Arrhythmia

Cardiac arrhythmias are abnormal heart rhythms, which affect more than 2 million people in the UK alone every year. Atrial fibrillation (AF) and ventricular tachycardia (VT) are two common cardiac arrhythmias. AF is a supraventricular tachyarrhythmia that is characterised by uncoordinated atrial activation with consequent deterioration of mechanical function. AF increases the risk of other cardiovascular diseases, stroke and death. During VT, abnormal electrical signals in the ventricles cause the heart to beat fast and in an uncoordinated manner.
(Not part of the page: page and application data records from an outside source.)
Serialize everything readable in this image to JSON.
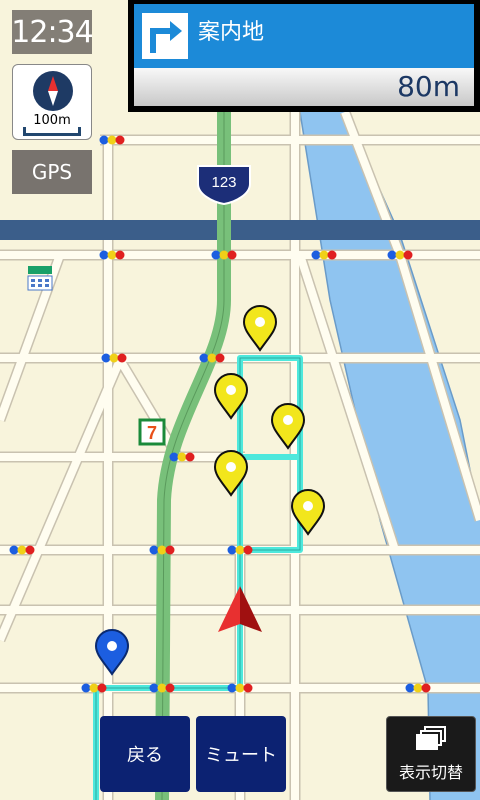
{
  "status": {
    "time": "12:34",
    "gps_label": "GPS"
  },
  "map": {
    "scale_label": "100m",
    "route_shield": "123",
    "convenience_store_mark": "7",
    "colors": {
      "background": "#f8f4dc",
      "road": "#d8d2c2",
      "river": "#8fc4f0",
      "rail": "#3b5e8a",
      "route": "#4ee8dc",
      "highway": "#78c07a",
      "pin_poi": "#f2e61c",
      "pin_user": "#1c5ee0",
      "vehicle": "#d81c1c"
    },
    "icons": [
      "compass-icon",
      "vehicle-arrow-icon",
      "route-shield-icon",
      "poi-pin-icon",
      "location-pin-icon",
      "convenience-store-icon",
      "building-icon",
      "traffic-signal-icon"
    ]
  },
  "guidance": {
    "destination": "案内地",
    "distance": "80m",
    "turn_direction": "right",
    "turn_icon": "turn-right-icon"
  },
  "buttons": {
    "back": "戻る",
    "mute": "ミュート",
    "switch_view": "表示切替",
    "switch_view_icon": "layers-icon"
  }
}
As a result of this arrhythmia, the heart is not able to pump enough blood to the body and lungs, which can lead to loss of consciousness and sudden death if left untreated.

Cells and Drugs

Cardiac function is governed by physiological mechanisms acting on length scales ranging from the subcellular level to the overall heart anatomy. Alterations to these mechanisms from normal physiological behaviour, can lead to the development of pathological conditions including heart failure. Computational modeling provides a framework for integrating experimental and clinical measurements, and serves as a “virtual laboratory” for investigating the interdependence of the different mechanisms contributing to heart disease. Through collaborations with clinical and pharmaceutical partners, we seek to improve our understanding of the mechanisms underlying heart failure. We model the impact of chemotherapeutic drugs on the molecular-level behaviour of cardiac muscle to investigate their repercussion on ATP production in mitochondria and on muscle contraction at the whole-heart level.

Heart Failure

Heart failure is a progressive and prevalent disease that affects many people around the world. Cardiac resynchronization therapy is one of the few effective treatments for drug refractory heart failure patients. However 30% of patients do not respond to this treatment.

Image Processing

We develop a range of image processing and vision algorithms for analysing medical images. Our current projects include the use of convolutional neural networks for multi-label segmentation of cardiac CT and MRI images. We also adopt new machine learning tools to register cardiac scans from different imaging modalities.


Interested in joining the lab?

CEMRG is always looking for new staff and PhD students. Please contact steven.niederer@kcl.ac.uk if interested.